PreKeys is based on Piaget’s Developmental Stages, Gardner’s Multiple Intelligences Theory, and social learning research. Rather than children sitting at individual computer stations typing drills, students begin unplugged, working in groups on a gross-motor mat discovering letter patterns and number sequences. We want our students to look at the keyboard as they develop muscle memory!
PreKeys Kids move from the large-motor mat on the floor to “poke pads” at the table. They start with what they know: lining fingertips along the number row. They proceed row by row, discovering the unique characteristics of each row. For example: The letter A is the only vowel on the home row; all the other vowels are found on the QWERTY row; there are zero vowels on the “Z row.” In addition, letters A through G are left hand letters while H through P are right hand letters. Pattern recognition has a high correlation with intelligence. Children who recognize patterns on the QWERTY keyboard are much more comfortable typing on it with ease.
Educators use PreKeys with students as young as four and five years old. Each lesson comes with songs and activities perfect for any teaching setting from big groups, to individual time, to playtime. PreKeys prepares young students comfortably and effortlessly, for home row keyboarding.
I highly recommend that the QWERTY keyboard be used as a visual aid to supplement Language Arts and Math: for the number line, number sequencing, the alphabet, capital and lowercase letters, spelling, and vocabulary. Please share your ideas of how you use the QWERTY keyboard to teach core curriculum in your room. Come join the conversation at keyboardingarts.org
Dr. William L. Morgan (Ph.D., Utah State University, 2003) is an elementary educator
who spent over 20 years teaching and evaluating effective integration of classroom technology. After observing the growing digital gap between technology standards and actual skills he developed “PreKeys: Preparing Young Students for Home Row Keyboarding.”
Upcoming articles on keyboarding:
(some aren’t available yet–come back soon to find them)
Need a Keyboard Curriculum:
Jacqui Murray has been teaching K-8 technology for 15 years. She is the editor/author of over a hundred tech ed resources including a K-8 technology curriculum, K-8 keyboard curriculum, K-8 Digital Citizenship curriculum.
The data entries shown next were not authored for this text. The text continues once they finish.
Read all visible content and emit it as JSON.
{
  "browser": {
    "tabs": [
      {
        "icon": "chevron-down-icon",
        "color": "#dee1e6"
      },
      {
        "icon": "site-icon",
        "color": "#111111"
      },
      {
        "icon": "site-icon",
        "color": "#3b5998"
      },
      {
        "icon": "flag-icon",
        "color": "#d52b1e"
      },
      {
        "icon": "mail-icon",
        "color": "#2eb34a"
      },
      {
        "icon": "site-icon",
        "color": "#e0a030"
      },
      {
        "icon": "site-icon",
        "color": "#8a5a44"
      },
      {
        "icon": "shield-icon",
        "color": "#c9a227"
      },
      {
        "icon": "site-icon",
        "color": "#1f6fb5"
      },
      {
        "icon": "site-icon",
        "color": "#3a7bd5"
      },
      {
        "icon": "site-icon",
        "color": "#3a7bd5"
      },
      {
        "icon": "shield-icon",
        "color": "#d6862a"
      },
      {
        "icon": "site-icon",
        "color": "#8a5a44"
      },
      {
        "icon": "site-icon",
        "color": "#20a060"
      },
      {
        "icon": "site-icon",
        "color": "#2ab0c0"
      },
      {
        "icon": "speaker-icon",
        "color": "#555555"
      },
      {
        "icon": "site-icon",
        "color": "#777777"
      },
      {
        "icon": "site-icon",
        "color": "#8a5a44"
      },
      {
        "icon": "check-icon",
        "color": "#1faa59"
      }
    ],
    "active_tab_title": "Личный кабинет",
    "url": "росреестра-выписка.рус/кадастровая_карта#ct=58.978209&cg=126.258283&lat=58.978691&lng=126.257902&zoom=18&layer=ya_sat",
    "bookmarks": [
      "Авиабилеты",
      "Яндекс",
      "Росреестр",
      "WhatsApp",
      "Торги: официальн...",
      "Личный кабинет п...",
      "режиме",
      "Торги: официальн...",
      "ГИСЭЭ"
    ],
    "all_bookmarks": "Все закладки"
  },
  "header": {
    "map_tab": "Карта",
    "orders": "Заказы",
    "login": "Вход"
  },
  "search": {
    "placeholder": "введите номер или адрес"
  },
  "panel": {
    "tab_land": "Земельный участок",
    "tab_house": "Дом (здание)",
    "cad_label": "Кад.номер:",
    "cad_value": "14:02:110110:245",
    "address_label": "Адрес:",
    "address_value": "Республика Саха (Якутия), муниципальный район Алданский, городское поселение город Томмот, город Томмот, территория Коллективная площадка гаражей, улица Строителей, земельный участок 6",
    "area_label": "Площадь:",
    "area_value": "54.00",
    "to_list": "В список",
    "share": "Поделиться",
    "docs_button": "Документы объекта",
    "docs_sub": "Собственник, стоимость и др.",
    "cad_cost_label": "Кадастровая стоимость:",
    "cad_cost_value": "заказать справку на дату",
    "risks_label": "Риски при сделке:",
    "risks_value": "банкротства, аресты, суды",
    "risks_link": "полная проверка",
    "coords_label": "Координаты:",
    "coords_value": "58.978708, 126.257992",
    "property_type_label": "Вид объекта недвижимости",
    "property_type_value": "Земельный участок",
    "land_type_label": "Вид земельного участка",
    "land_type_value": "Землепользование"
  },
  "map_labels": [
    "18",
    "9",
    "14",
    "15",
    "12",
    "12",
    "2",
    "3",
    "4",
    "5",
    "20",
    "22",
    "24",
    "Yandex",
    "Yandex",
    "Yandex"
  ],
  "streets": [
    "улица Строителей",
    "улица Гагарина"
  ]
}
She is an adjunct professor in tech ed, CSG Master Teacher, webmaster for six blogs, an Amazon Vine Voice book reviewer, Editorial Review Board member for Journal for Computing Teachers, CAEP reviewer, CSTA presentation reviewer, freelance journalist on tech ed topics, and a weekly contributor to TeachHUB. You can find her resources at Structured Learning.